EXERCISE DIRECTIONS: Using the records below, report how many lines include "tarasmi", and give no more than the number.

MATERIAL PROVIDED:
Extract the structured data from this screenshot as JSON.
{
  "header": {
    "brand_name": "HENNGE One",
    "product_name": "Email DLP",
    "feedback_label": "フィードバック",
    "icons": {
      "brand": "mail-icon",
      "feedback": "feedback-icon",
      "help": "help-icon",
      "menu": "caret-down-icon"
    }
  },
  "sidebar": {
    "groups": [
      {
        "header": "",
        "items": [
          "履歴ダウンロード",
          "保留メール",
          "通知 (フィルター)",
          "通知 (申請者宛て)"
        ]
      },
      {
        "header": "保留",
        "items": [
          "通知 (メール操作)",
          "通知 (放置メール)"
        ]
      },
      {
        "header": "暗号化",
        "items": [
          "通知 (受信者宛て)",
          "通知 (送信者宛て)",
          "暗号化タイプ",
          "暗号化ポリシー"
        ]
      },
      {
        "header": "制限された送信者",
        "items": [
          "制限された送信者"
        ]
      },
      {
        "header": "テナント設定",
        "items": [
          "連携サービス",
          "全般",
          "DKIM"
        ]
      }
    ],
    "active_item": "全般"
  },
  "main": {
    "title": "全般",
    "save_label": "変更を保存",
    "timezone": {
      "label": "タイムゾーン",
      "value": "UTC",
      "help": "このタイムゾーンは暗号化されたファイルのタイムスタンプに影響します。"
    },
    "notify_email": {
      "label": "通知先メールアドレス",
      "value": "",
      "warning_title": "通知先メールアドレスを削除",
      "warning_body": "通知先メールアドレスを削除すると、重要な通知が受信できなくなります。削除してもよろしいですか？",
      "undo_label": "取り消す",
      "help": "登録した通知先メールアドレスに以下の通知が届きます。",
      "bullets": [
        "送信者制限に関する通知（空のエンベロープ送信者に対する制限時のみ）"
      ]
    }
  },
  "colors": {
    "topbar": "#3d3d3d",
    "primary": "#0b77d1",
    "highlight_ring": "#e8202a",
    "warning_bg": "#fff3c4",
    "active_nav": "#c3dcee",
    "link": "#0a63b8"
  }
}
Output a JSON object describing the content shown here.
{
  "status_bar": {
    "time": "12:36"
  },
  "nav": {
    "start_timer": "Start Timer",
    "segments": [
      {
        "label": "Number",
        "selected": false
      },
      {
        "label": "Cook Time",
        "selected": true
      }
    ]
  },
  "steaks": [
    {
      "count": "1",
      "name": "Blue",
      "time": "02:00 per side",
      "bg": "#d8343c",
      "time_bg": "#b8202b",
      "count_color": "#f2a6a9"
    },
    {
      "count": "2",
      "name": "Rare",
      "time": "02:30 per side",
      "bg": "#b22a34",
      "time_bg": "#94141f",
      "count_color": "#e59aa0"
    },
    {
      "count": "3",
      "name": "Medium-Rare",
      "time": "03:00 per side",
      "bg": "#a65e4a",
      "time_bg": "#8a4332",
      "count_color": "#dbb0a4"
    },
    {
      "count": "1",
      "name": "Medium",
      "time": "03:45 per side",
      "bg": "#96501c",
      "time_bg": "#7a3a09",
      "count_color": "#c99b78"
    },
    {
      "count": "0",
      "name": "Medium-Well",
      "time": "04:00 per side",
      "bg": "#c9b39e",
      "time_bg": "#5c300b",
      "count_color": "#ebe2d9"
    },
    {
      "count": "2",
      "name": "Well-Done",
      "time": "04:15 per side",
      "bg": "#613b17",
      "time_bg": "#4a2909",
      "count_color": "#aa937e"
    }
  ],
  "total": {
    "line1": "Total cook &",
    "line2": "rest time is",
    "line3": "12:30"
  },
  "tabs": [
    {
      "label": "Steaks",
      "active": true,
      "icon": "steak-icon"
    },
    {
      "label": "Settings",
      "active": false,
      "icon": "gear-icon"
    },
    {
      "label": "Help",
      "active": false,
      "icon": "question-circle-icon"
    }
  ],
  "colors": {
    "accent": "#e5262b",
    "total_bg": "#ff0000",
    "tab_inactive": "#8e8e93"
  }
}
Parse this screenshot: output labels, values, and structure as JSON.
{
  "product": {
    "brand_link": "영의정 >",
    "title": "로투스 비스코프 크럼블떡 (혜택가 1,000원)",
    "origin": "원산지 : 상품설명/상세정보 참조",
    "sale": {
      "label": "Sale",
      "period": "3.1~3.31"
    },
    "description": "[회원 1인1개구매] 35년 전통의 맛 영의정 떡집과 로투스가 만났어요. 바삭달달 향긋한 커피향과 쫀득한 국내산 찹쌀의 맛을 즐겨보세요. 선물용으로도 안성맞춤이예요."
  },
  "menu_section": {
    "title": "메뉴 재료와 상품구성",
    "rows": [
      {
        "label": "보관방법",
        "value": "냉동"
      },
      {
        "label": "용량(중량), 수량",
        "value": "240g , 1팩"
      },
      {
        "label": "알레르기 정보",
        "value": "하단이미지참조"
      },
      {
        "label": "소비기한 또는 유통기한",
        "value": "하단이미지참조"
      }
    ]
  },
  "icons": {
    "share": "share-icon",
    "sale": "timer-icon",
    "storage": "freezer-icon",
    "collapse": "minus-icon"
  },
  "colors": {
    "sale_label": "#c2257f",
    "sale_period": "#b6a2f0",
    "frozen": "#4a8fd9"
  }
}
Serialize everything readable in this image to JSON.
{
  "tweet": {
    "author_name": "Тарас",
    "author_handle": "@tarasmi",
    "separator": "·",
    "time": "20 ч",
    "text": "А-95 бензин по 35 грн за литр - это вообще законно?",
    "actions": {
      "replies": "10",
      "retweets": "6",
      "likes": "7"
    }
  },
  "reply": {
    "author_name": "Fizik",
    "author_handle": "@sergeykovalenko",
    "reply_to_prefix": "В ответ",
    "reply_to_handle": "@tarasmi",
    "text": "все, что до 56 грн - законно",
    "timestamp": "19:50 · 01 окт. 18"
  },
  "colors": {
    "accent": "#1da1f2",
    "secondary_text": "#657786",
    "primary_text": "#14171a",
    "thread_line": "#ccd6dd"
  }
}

RESPONSE BELOW: 2